We don’t have a schedule, but a flow, a flow to our family’s daily routine. We don’t dictate bedtimes, chores or television times but we do talk about the day. I have a to do list; I live by my diary. We hang out and do stuff; we fit have-to stuff into want-to stuff and into appointments and regular classes and actvities and meetings and work and our parish life.
And every now and then I ignore stuff and just play.
Or I get tired and send myself to time out.
The groove is in the heart. But, then, listening to the heart is hard. Finding a groove, getting back a groove, can be hard. I often try One Thing for re-marking a groove.
From “Secrets of a Former Fat Girl” by Lisa Delaney ~ Really getting in touch with why you eat can help you start shutting down your appetite when its had enough. For instance, I bet you would say you eat because you like food. It makes you feel good. It comforts you when you’re sad, tired, stressed, or lonely. And I believe you. But thats not the whole story.

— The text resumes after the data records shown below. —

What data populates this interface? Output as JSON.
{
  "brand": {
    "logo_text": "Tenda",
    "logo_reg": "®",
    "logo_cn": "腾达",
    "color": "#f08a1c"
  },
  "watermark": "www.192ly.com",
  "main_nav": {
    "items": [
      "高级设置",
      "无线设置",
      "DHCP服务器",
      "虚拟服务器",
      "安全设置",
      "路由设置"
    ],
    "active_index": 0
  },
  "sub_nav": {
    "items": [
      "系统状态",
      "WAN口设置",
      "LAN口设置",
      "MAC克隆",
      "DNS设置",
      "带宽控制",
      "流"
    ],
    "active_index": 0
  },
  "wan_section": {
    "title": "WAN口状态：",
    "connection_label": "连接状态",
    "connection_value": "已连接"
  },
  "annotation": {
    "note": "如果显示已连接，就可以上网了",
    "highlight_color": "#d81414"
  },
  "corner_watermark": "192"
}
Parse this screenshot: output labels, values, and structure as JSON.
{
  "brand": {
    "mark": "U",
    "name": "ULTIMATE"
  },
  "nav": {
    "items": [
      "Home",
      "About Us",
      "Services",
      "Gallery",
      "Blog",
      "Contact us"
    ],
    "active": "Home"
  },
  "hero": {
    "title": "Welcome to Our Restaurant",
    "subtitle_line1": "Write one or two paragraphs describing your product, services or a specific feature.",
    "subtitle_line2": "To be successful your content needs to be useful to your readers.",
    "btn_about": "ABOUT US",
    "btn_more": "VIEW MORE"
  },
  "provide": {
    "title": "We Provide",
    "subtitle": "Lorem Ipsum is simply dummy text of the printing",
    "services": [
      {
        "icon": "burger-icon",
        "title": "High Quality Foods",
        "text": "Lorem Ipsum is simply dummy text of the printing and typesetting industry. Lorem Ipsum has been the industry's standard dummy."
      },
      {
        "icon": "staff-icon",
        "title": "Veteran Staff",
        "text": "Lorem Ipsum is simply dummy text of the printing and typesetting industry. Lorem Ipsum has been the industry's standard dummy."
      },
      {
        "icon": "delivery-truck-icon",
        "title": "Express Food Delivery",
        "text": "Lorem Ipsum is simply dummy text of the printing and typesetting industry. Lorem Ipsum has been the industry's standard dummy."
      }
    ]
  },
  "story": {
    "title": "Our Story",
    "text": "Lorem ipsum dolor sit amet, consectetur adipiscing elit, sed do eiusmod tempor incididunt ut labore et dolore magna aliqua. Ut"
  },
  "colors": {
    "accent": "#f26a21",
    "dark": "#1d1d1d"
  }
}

Have you ever thought that on some level maybe you’re using food to punish yourself, too? Your Fat Girl programming drives you to eat anything and everything, overriding all commonsense, all vanity, all ego, all the qualities you might respect in yourself..
Why else would you continue to eat when you know you’re full, when you don’t even like what you are putting into your mouth, when you know that what you’re doing is unhealthy physically and emotionally?
I love food. I love reading about it, trying new dishes, and discovering new recipes and techniques. I have loved food since I was a kid. But for a long time I couldn’t distinguish between a healthy passion for food and an unhealthy drive to eat. I used my love of food to justify abusing myself with it…
You need to start thinking about what you’re putting into your mouth and what’s in it for you…What matters more than how many fat grams it has or how many calories it paxks is why you’re eating it.
Start asking; “What will (insert food here) do FOR me?”
You’ll be surprised at how many times the answer is “Nothing.”
So the other disciples told him, “We have seen the Lord.” But he said to them, “Unless I see in his hands the print of the nails, and place my finger in the mark of the nails, and place my hand in his side, I will not believe.”
Eight days later, his disciples were again in the house, and Thomas was with them. The doors were shut, but Jesus came and stood among them, and said, “Peace be with you.”
Then he said to Thomas, “Put your finger here, and see my hands; and put out your hand, and place it in my side; do not be faithless, but believing.”
Thomas answered him, “My Lord and my God!” John 20: 24-28